§ **EXERCISE REQUIREMENTS**
Every line holding "Access" should be copied from the records below.

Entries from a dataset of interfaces
/---
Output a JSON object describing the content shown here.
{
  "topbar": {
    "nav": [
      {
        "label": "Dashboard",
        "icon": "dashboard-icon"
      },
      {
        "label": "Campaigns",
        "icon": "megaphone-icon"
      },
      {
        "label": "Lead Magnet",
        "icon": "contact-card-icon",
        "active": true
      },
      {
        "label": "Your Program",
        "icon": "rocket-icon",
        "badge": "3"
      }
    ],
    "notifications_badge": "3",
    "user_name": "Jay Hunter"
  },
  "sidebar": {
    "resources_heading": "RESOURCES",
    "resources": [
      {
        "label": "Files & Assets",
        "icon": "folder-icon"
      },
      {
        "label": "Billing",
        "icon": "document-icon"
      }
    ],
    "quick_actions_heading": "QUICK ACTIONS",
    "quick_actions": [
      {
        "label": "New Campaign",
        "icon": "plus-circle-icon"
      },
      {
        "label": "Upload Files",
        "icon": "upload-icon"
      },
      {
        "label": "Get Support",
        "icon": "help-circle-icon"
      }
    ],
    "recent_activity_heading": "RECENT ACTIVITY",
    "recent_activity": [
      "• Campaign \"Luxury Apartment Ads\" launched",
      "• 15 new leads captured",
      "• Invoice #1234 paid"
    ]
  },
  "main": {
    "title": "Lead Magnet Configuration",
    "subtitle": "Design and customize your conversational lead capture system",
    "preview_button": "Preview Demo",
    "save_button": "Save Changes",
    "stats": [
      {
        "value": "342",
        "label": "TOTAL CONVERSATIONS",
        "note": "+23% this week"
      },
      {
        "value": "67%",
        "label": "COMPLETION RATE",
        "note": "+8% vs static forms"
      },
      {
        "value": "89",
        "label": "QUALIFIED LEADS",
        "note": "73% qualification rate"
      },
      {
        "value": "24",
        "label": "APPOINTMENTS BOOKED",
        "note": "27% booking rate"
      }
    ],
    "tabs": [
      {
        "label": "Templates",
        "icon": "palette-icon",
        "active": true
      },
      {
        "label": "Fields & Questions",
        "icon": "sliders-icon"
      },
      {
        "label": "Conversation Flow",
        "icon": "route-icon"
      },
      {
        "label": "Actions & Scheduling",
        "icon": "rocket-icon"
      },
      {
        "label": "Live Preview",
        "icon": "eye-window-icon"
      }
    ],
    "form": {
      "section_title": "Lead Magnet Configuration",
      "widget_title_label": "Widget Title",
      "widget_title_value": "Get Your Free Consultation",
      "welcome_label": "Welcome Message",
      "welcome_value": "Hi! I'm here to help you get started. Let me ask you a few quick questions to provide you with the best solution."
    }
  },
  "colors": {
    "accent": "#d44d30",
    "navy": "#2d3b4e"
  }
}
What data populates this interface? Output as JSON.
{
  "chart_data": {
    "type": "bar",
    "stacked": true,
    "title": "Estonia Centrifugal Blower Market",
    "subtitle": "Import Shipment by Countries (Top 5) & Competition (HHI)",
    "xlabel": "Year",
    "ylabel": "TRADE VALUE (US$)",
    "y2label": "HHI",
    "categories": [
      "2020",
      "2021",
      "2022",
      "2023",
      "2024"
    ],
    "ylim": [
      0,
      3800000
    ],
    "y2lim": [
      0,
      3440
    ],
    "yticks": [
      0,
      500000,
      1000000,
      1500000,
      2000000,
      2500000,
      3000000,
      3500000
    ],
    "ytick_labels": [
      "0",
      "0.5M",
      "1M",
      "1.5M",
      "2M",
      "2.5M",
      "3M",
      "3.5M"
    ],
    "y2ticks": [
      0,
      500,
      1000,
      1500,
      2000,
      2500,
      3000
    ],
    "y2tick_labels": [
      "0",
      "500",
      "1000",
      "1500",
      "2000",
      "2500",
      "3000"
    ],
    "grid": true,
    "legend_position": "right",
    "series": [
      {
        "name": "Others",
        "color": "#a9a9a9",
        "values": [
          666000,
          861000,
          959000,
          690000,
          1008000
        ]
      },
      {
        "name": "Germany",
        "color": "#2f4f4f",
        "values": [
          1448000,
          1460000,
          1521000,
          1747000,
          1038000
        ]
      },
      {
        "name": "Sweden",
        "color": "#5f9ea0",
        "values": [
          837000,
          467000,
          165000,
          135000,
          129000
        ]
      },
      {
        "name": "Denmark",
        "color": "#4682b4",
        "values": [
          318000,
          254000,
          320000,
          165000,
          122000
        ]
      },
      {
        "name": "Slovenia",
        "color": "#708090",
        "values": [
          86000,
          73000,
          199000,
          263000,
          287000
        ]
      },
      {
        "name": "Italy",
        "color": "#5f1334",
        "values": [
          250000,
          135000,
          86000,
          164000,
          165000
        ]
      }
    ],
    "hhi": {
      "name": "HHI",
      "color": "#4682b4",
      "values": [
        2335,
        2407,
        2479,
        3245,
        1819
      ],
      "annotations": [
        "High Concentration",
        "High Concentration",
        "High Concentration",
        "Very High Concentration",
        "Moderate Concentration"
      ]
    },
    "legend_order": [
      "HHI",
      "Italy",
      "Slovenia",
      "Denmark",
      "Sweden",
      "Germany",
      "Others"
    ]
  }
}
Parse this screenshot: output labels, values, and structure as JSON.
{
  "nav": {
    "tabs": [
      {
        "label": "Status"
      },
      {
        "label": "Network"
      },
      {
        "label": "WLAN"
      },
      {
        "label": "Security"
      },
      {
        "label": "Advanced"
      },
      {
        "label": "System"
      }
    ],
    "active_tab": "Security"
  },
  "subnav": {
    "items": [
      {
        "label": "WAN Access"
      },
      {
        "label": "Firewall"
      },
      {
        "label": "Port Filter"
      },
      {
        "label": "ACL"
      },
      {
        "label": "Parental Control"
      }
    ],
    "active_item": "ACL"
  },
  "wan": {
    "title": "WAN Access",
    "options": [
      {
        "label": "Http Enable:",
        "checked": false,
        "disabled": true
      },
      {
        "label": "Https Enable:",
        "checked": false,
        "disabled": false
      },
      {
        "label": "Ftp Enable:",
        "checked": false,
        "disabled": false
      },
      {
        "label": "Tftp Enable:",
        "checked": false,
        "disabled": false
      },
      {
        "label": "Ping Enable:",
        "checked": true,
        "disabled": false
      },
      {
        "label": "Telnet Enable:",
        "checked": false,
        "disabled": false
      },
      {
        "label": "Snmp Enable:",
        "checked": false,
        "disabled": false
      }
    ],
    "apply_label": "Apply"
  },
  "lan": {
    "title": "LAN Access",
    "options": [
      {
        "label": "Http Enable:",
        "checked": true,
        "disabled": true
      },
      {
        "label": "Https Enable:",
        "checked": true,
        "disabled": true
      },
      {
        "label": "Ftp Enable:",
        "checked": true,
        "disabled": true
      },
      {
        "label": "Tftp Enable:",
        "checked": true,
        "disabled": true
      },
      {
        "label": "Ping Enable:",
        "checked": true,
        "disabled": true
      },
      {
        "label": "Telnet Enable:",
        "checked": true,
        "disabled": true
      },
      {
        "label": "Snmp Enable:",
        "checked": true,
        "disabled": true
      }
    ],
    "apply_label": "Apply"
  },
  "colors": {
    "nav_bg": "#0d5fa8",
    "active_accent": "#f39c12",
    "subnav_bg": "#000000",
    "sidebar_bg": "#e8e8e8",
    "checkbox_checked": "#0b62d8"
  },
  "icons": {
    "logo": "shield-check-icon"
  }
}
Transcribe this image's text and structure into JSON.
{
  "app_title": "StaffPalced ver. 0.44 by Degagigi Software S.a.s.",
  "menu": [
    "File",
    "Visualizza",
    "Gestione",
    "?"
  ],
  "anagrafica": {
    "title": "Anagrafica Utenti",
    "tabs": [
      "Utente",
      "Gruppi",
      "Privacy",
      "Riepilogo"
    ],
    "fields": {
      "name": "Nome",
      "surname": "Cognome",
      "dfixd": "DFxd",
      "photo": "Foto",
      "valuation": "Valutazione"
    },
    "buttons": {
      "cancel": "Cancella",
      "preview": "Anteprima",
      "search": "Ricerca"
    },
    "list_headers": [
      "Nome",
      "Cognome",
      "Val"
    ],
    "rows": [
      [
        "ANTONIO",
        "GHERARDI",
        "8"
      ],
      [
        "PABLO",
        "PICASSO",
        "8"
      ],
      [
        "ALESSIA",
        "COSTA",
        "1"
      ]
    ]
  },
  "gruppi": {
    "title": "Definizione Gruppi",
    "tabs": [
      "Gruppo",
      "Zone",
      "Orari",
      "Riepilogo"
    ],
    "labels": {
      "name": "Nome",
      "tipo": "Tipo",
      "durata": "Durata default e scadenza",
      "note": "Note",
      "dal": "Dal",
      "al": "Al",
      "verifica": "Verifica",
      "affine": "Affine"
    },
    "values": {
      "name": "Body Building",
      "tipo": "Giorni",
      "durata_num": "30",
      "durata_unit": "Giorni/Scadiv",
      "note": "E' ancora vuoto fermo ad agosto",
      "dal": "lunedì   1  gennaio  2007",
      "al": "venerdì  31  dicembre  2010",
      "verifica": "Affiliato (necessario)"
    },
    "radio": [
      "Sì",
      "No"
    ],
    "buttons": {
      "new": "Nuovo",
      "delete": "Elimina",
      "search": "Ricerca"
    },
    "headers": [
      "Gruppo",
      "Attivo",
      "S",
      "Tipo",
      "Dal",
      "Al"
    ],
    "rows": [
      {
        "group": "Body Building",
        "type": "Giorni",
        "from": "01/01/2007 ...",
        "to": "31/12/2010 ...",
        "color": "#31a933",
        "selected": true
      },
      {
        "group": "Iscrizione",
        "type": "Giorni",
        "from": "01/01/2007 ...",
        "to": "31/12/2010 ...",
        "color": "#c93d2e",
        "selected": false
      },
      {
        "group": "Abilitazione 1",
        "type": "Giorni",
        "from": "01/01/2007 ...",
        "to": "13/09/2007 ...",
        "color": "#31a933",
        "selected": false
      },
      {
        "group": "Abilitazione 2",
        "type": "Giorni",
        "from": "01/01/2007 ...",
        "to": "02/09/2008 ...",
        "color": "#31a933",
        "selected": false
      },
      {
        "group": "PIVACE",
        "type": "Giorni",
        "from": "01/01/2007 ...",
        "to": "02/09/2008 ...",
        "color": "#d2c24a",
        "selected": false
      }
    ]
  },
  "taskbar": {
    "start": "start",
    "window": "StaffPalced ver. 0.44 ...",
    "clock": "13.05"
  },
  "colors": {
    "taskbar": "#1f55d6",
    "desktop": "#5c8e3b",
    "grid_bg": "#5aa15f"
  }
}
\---
§ **ANSWER TO THE PROBLEM**
        "label": "WAN Access"
    "title": "WAN Access",
    "title": "LAN Access",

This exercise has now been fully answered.